FRESNO -- Lawyer Leo Kolligian, 90, who used his influence and charm as a gentle persuader to win approval of the University of California at Merced campus, died Thursday.
Mr. Kolligian had suffered from leukemia without letting news of his condition reach many people, said his son Lee.
As a UC regent for a dozen years beginning in 1985, the Fresno resident was instrumental in bringing the University of California to the San Joaquin Valley.
"He was very proud of his community and of bringing the University of California here," Lee Kolligian said Thursday. "It took a lot of horse-trading."
Mr. Kolligian prevailed on the state Legislature and governor's office to set priorities so that the valley secured the first campus built by the UC system in decades. UC Merced helped redress the valley's chronic second-rung status in higher education in California.
In business, he was a partner with Ed Kashian and Harold Zinkin in developing the River Park shopping center in Fresno.
Mr. Kolligian grew up poor and never let success in law, business and politics affect his approach to anybody he met, from presidents and governors to people on the street, nephew Bob Koligian said.
Koligian, who uses a different spelling of his last name, called his uncle "a regular guy" who preferred minimizing the contributions he made.
Lawyer O. James Woodward III, a longtime friend, said Mr. Kolligian valued high among his achievements his service as a university regent, as well as working to establish the Fresno Metropolitan Museum and assisting St. Agnes Medical Center.
"Above all that," Woodward said, were "his personal characteristics. He was a good friend. We shared lunch every few weeks."
Mr. Kolligian never let cancer dominate his life. "He didn't talk much about it. He wanted to hear about you," Woodward said.

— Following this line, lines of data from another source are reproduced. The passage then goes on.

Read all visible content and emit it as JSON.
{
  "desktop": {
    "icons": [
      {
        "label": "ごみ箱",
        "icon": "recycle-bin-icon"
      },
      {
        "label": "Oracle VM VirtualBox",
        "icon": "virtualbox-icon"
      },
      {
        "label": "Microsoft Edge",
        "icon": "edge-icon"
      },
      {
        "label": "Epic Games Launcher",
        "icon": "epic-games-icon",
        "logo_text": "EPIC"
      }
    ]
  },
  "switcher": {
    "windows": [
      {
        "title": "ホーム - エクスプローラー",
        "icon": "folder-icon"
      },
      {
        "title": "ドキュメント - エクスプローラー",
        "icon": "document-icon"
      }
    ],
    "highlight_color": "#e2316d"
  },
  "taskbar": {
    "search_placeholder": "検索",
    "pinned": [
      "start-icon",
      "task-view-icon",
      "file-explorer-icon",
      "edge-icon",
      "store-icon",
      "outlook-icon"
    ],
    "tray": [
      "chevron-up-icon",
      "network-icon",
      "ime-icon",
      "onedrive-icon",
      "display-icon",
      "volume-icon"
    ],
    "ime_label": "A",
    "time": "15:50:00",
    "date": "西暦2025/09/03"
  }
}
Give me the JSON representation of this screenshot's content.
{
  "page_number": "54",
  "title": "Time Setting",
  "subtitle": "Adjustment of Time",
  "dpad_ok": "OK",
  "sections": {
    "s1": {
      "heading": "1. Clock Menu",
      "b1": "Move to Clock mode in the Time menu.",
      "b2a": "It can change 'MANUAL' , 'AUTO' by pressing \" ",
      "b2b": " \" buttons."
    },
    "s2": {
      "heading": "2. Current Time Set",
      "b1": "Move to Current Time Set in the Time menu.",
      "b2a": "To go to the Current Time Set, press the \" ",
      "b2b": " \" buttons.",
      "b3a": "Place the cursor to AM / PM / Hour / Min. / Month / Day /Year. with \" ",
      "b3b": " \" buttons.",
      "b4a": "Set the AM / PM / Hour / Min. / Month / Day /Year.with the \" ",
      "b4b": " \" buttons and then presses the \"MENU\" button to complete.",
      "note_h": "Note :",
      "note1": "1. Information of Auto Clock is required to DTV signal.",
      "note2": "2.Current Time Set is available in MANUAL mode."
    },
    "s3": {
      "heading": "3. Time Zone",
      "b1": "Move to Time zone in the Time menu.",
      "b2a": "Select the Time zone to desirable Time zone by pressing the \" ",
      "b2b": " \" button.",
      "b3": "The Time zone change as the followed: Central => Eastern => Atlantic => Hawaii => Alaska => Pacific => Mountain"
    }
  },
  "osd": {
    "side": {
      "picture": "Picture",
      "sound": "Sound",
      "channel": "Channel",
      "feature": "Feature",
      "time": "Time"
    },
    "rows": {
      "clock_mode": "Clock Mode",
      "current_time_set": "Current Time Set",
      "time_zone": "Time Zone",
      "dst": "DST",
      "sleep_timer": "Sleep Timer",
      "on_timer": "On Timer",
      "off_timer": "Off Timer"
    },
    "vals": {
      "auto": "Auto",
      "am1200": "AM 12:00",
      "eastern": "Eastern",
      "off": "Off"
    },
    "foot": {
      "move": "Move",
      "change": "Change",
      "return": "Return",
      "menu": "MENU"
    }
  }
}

Approaching the end of his life, Mr. Kolligian told his nephew, Koligian, that money was all a game, fun like a hunt. He kept 40-year-old furniture in the home he shared with his wife, June.
Dorothy "Dottie" Kolligian, Mr. Kolligian's first wife, died in 2000. They had great fun together, Woodward said, but Mr. Kolligian rejoiced in his second wedding and his marriage to June Kolligian.

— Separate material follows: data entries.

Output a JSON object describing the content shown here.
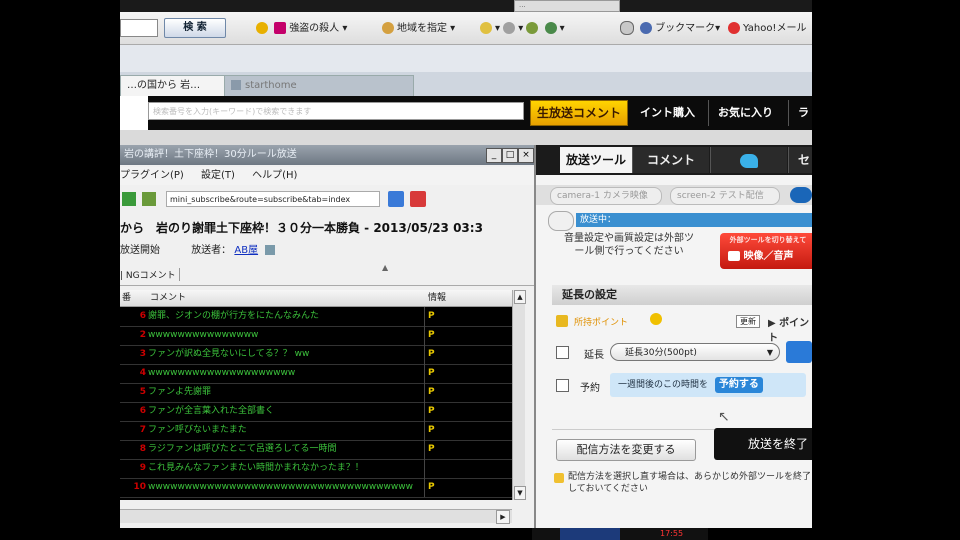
{
  "top_chip": "...",
  "toolbar": {
    "search_label": "検 索",
    "items": [
      "強盗の殺人",
      "地域を指定",
      "ブックマーク▾",
      "Yahoo!メール"
    ]
  },
  "tabs": [
    "…の国から 岩…",
    "starthome"
  ],
  "header": {
    "url_placeholder": "検索番号を入力(キーワード)で検索できます",
    "comment_badge": "生放送コメント",
    "links": [
      "イント購入",
      "お気に入り",
      "ラ"
    ]
  },
  "left_window": {
    "title": "岩の講評！土下座枠！30分ルール放送",
    "menu": [
      "プラグイン(P)",
      "設定(T)",
      "ヘルプ(H)"
    ],
    "url": "mini_subscribe&route=subscribe&tab=index",
    "broadcast_title": "から　岩のり謝罪土下座枠！３０分一本勝負 - 2013/05/23 03:3",
    "start_label": "放送開始",
    "broadcaster_label": "放送者：",
    "broadcaster_name": "AB屋",
    "ng_tab": "NGコメント",
    "columns": [
      "番",
      "コメント",
      "情報"
    ],
    "rows": [
      {
        "num": "6",
        "text": "謝罪、ジオンの棚が行方をにたんなみんた",
        "info": "P"
      },
      {
        "num": "2",
        "text": "wwwwwwwwwwwwwww",
        "info": "P"
      },
      {
        "num": "3",
        "text": "ファンが訳ぬ全見ないにしてる？？ ww",
        "info": "P"
      },
      {
        "num": "4",
        "text": "wwwwwwwwwwwwwwwwwwww",
        "info": "P"
      },
      {
        "num": "5",
        "text": "ファンよ先謝罪",
        "info": "P"
      },
      {
        "num": "6",
        "text": "ファンが全言葉入れた全部書く",
        "info": "P"
      },
      {
        "num": "7",
        "text": "ファン呼びないまたまた",
        "info": "P"
      },
      {
        "num": "8",
        "text": "ラジファンは呼びたとこて呂選ろしてる一時間",
        "info": "P"
      },
      {
        "num": "9",
        "text": "これ見みんなファンまたい時間かまれなかったま？！",
        "info": ""
      },
      {
        "num": "10",
        "text": "wwwwwwwwwwwwwwwwwwwwwwwwwwwwwwwwwwww",
        "info": "P"
      }
    ]
  },
  "right_panel": {
    "tabs": [
      "放送ツール",
      "コメント",
      "",
      "セ"
    ],
    "sub_tabs": [
      "camera-1 カメラ映像",
      "screen-2 テスト配信"
    ],
    "status": "放送中：",
    "status_text": "音量設定や画質設定は外部ツール側で行ってください",
    "red_button": "映像／音声",
    "red_button_sub": "外部ツールを切り替えて",
    "ext_heading": "延長の設定",
    "points_label": "所持ポイント",
    "update_label": "更新",
    "point_label": "ポイント",
    "extend_label": "延長",
    "extend_value": "延長30分(500pt)",
    "reserve_label": "予約",
    "reserve_text": "一週間後のこの時間を",
    "reserve_button": "予約する",
    "change_button": "配信方法を変更する",
    "end_button": "放送を終了",
    "notice": "配信方法を選択し直す場合は、あらかじめ外部ツールを終了しておいてください"
  },
  "bottom_chip": "17:55"
}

The Rev. Arshen Aivazian of Fresno's St. Paul Armenian Church recalled how Mr. Kolligian and his second wife had talked in depth with him about their impending marriage:

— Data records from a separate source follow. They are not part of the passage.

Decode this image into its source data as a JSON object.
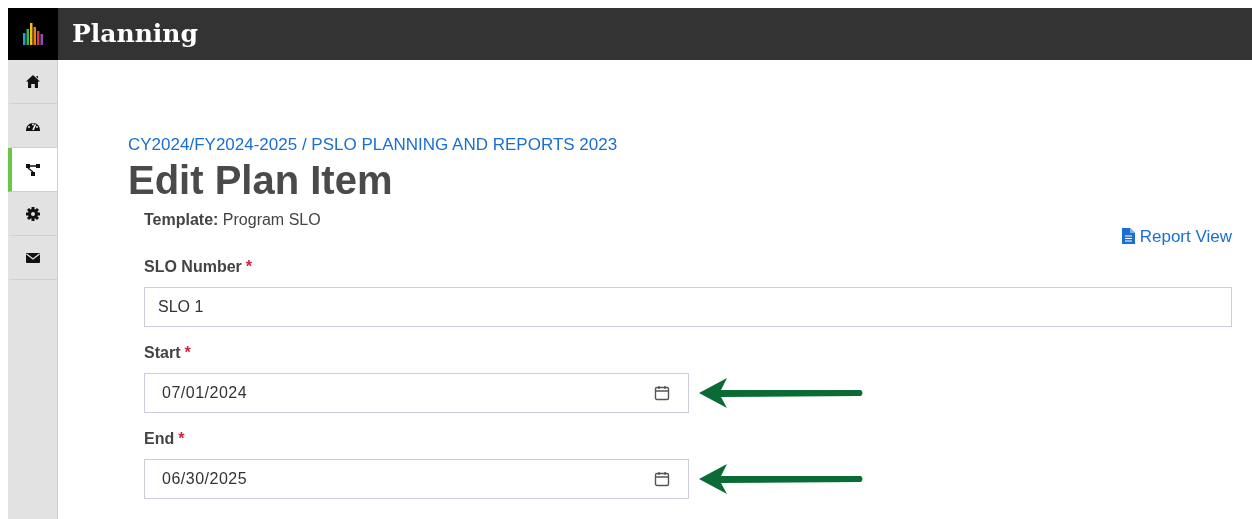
{
  "app": {
    "title": "Planning"
  },
  "sidebar": {
    "items": [
      {
        "selected": false
      },
      {
        "selected": false
      },
      {
        "selected": true
      },
      {
        "selected": false
      },
      {
        "selected": false
      }
    ]
  },
  "breadcrumb": "CY2024/FY2024-2025 / PSLO PLANNING AND REPORTS 2023",
  "heading": "Edit Plan Item",
  "template": {
    "label": "Template:",
    "value": "Program SLO"
  },
  "report_link": "Report View",
  "fields": [
    {
      "kind": "text",
      "label": "SLO Number",
      "required_mark": "*",
      "value": "SLO 1"
    },
    {
      "kind": "date",
      "label": "Start",
      "required_mark": "*",
      "value": "07/01/2024",
      "annotated": true
    },
    {
      "kind": "date",
      "label": "End",
      "required_mark": "*",
      "value": "06/30/2025",
      "annotated": true
    }
  ]
}
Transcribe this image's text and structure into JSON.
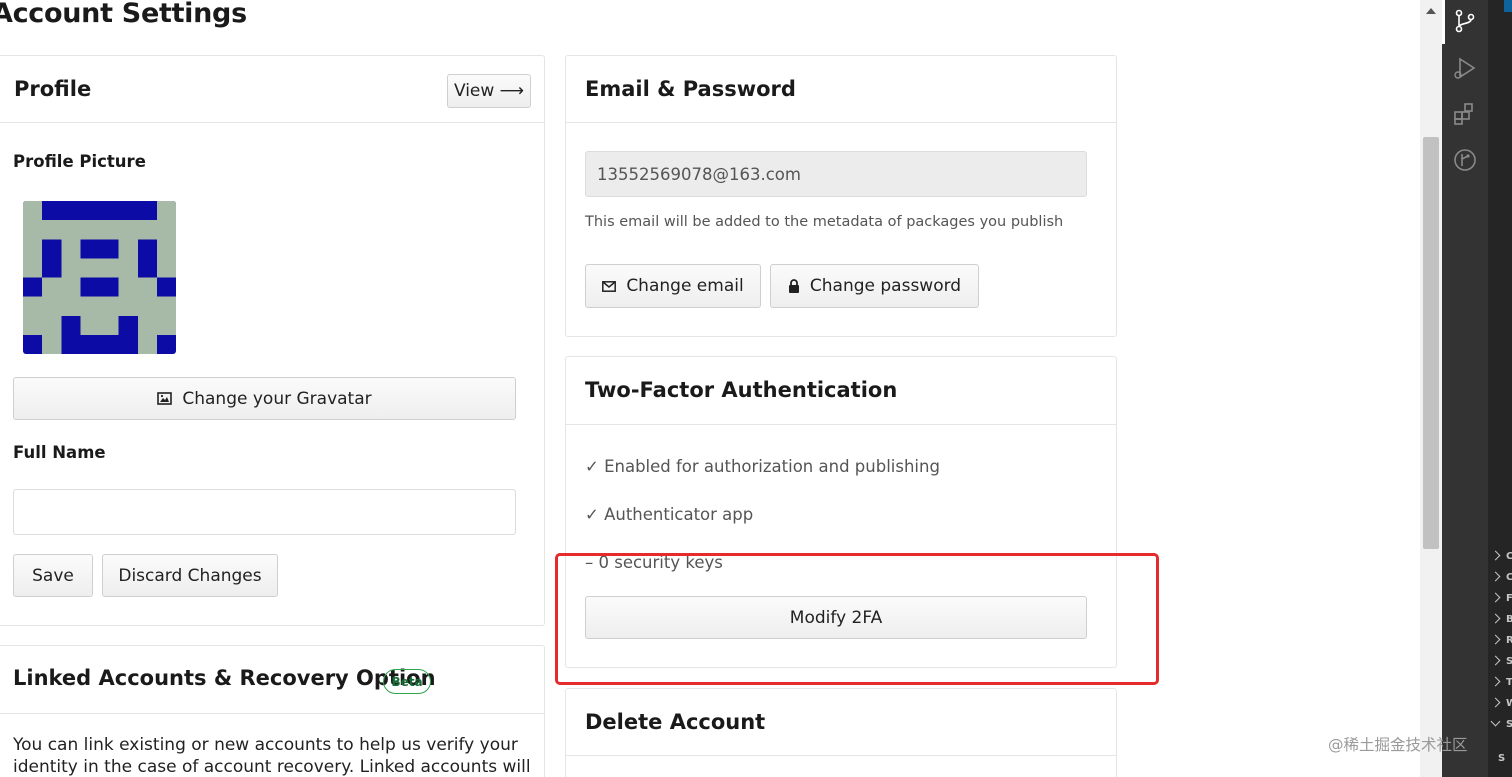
{
  "page": {
    "title": "Account Settings"
  },
  "profile": {
    "title": "Profile",
    "view_label": "View ⟶",
    "picture_label": "Profile Picture",
    "gravatar_button": "Change your Gravatar",
    "full_name_label": "Full Name",
    "full_name_value": "",
    "save_button": "Save",
    "discard_button": "Discard Changes"
  },
  "linked": {
    "title": "Linked Accounts & Recovery Option",
    "badge": "Beta",
    "desc_line1": "You can link existing or new accounts to help us verify your",
    "desc_line2": "identity in the case of account recovery. Linked accounts will"
  },
  "email_password": {
    "title": "Email & Password",
    "email_value": "13552569078@163.com",
    "email_note": "This email will be added to the metadata of packages you publish",
    "change_email_button": "Change email",
    "change_password_button": "Change password"
  },
  "two_factor": {
    "title": "Two-Factor Authentication",
    "status_1": "✓ Enabled for authorization and publishing",
    "status_2": "✓ Authenticator app",
    "status_3": "– 0 security keys",
    "modify_button": "Modify 2FA"
  },
  "delete_account": {
    "title": "Delete Account"
  },
  "editor_sidebar": {
    "rows": [
      "C",
      "C",
      "F",
      "B",
      "R",
      "S",
      "T",
      "W",
      "S"
    ],
    "extra_text": "S"
  },
  "watermark": "@稀土掘金技术社区",
  "colors": {
    "avatar_blue": "#0d0ba6",
    "avatar_gray": "#a7b9a7",
    "highlight_red": "#e52b2b",
    "beta_green": "#2ea44f"
  },
  "icons": [
    "arrow-right-icon",
    "image-icon",
    "envelope-icon",
    "lock-icon",
    "source-control-icon",
    "run-debug-icon",
    "extensions-icon",
    "git-graph-icon",
    "chevron-right-icon"
  ]
}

"They had sought support of his entire family. They all were in support of him," said Ai- vazian, including "Mannix" TV star Mike Connors, Dottie Kolligian's brother, who grew up in Fresno as Krekor Ohanian.
"Mike was here when he remarried," Aivazian said. "Leo took it with so much fun."
The detective show "Mannix" appeared on CBS from 1967-75.
Lee Kolligian said his father had enjoyed a wonderful time at his 90th birthday party in August. UC Merced Chancellor Steve Kang met Mr. Kolligian last year and was struck by his kindness during Kang's inauguration in November. Mr. Kolligian was ill, but didn't let that spoil his excitement over the inauguration.
"He was so pleased to be able to attend," Kang said.
At the chancellor's inauguration, Mr. Kolligian and Gov. Schwarzenegger recalled their first meeting years before Schwarzenegger entered politics and was making a reputation with his muscles, his nephew said. The two remembered how the young Schwarzenegger had asked Mr. Kolligian whether he could help him make it in Hollywood.
Schwarzenegger told Mr. Kolligian he vividly remembered that meeting, but he corrected him on the number of years that had elapsed, Mr. Kolligian's nephew said:
"Thirty years ago, a friend brought this muscle-bound guy to meet my uncle," Koligian said. "Schwarzenegger said, 'Leo, if you give me $3,000 to $4,000 per month for expenses, I will give you 10 percent for the rest of my life.' "
Mr. Kolligian offered to send Schwarzenegger to Hollywood for a screen test, Lee Kolligian recalled, but it was an era before action films. Hollywood thought this man with the thick Austrian accent never could make it.
Years later, recalling the unmade deal, Schwarzenegger made Mr. Kolligian a joking counteroffer: Make the 10 percent deal retroactive on the condition that Mr. Kolligian fund the state budget deficit.
Mr. Kolligian felt far more comfortable with such banter than with the trappings of wealth, his nephew said.
"Someone told me the other day he was the only person he would do business with on a handshake. Twenty-five years ago, he went to England and came back with a Rolls-Royce. He drove it here five months, but didn't like it for what it stood for. He traded it for a Firebird, I think."
Services for Mr. Kolligian will be held at 10 a.m. Wednesday in St. Paul Armenian Church.